_Data records_.

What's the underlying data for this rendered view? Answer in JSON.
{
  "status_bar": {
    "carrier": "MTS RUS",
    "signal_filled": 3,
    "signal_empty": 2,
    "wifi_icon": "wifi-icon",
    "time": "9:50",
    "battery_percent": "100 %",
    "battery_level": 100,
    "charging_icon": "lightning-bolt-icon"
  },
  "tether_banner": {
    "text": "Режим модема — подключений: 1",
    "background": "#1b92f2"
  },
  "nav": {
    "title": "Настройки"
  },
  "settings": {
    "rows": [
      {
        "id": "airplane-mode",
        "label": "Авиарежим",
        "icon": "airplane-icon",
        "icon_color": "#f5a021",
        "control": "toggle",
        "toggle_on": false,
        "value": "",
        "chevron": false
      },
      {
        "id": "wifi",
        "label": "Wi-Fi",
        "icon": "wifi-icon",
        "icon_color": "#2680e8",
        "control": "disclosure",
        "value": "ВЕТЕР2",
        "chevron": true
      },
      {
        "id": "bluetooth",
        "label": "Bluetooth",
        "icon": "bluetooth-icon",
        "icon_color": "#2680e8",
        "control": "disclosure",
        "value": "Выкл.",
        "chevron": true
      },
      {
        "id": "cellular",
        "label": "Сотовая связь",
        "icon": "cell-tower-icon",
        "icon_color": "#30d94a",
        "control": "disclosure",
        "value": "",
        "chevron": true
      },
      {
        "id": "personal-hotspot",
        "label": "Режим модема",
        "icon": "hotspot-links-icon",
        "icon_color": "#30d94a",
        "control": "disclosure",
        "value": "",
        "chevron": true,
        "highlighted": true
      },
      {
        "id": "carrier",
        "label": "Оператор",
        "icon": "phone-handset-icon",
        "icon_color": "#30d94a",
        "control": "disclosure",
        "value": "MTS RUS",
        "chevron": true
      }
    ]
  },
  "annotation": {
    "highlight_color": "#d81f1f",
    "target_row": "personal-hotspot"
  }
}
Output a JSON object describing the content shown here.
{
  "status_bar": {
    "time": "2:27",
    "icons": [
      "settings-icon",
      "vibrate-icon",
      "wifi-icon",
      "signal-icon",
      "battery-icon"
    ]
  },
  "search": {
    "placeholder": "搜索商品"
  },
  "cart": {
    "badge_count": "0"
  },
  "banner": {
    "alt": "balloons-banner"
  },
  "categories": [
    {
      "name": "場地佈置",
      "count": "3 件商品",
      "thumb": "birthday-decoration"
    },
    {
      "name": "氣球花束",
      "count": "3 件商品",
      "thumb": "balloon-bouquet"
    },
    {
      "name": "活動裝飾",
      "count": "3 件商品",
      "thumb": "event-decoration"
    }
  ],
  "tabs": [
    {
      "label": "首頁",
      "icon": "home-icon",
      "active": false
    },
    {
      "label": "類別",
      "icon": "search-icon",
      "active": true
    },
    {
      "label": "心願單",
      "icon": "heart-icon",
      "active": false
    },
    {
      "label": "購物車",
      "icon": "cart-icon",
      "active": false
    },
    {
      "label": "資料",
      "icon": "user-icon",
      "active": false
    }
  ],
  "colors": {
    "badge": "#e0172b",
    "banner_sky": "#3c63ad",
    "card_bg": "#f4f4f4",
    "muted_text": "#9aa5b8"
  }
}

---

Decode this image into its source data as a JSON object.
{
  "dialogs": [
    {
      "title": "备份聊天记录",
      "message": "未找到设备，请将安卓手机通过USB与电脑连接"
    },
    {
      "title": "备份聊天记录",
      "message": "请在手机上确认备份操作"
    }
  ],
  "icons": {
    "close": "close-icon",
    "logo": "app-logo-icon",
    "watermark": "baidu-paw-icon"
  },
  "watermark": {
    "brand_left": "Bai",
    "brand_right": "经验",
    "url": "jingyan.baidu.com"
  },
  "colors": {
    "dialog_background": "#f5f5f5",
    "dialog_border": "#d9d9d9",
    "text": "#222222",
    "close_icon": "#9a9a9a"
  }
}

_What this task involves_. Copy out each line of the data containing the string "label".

_Response to this exercise_.
        "label": "Авиарежим",
        "label": "Wi-Fi",
        "label": "Bluetooth",
        "label": "Сотовая связь",
        "label": "Режим модема",
        "label": "Оператор",
      "label": "首頁",
      "label": "類別",
      "label": "心願單",
      "label": "購物車",
      "label": "資料",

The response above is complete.